• [TASK DESCRIPTION]
Would you please copy each line below that includes the string "JSON"?

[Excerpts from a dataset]
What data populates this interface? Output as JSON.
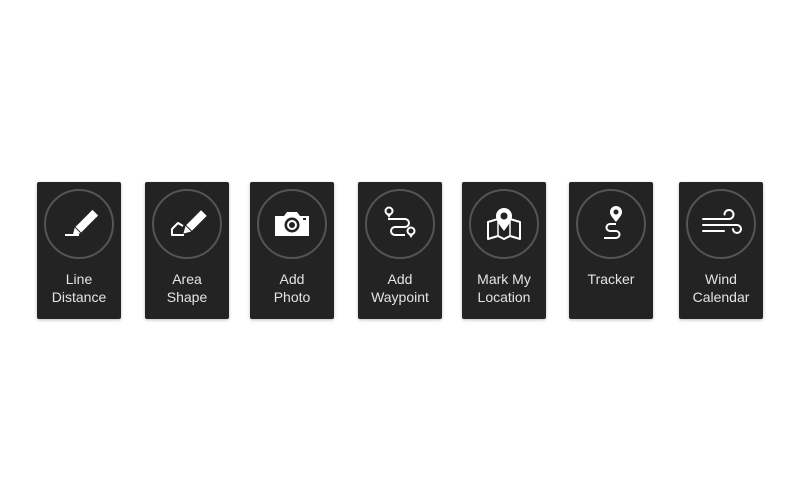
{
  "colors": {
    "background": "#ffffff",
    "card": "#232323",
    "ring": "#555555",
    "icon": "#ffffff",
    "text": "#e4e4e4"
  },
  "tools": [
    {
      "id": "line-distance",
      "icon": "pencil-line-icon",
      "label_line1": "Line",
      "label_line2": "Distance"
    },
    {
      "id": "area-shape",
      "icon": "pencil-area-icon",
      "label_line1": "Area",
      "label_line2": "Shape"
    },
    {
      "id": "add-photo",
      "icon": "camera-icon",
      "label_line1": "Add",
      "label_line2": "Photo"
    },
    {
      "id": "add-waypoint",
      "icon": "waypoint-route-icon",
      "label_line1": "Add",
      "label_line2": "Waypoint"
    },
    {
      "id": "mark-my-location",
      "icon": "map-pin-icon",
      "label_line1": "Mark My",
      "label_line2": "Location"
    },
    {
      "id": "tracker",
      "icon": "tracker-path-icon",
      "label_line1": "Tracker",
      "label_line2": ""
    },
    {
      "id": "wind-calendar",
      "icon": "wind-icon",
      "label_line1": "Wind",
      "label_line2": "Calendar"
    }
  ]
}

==

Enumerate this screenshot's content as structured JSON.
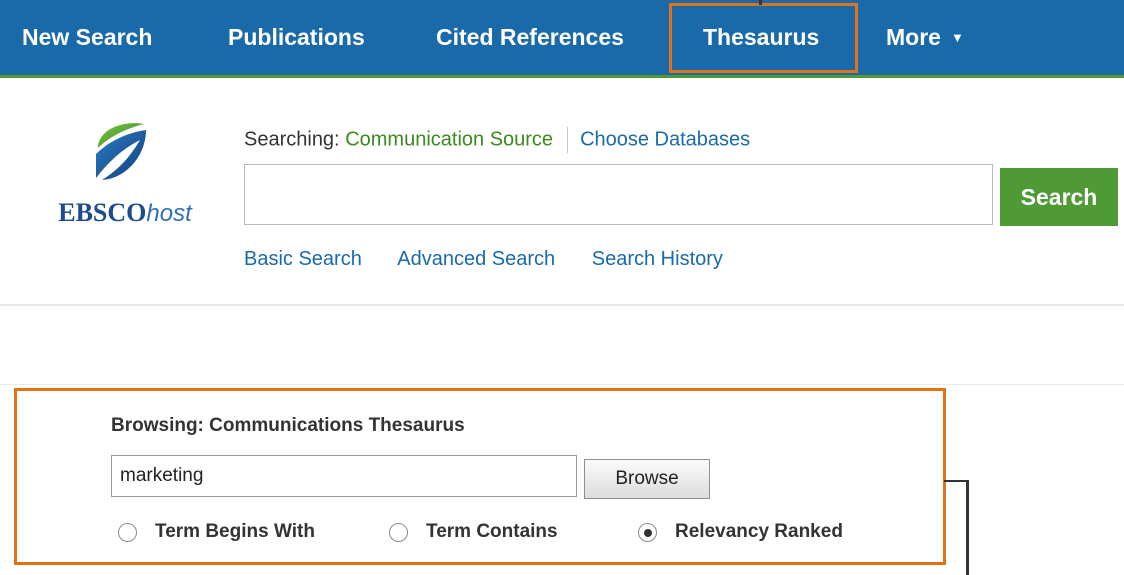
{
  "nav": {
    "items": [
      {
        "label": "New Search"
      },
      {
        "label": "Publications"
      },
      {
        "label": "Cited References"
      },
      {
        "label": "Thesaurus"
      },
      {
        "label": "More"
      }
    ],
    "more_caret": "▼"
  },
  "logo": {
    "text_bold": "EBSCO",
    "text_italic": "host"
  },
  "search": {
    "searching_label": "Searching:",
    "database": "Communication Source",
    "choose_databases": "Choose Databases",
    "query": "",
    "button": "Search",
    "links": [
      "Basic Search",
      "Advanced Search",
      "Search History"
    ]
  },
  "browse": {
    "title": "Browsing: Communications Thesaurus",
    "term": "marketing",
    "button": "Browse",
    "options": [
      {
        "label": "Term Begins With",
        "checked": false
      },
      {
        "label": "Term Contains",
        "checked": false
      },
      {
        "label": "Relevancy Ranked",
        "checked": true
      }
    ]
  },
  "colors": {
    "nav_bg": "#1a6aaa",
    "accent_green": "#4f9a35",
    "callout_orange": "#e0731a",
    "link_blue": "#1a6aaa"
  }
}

• [ANSWER SECTION]
What data populates this interface? Output as JSON.
Enumerate this screenshot's content as structured JSON.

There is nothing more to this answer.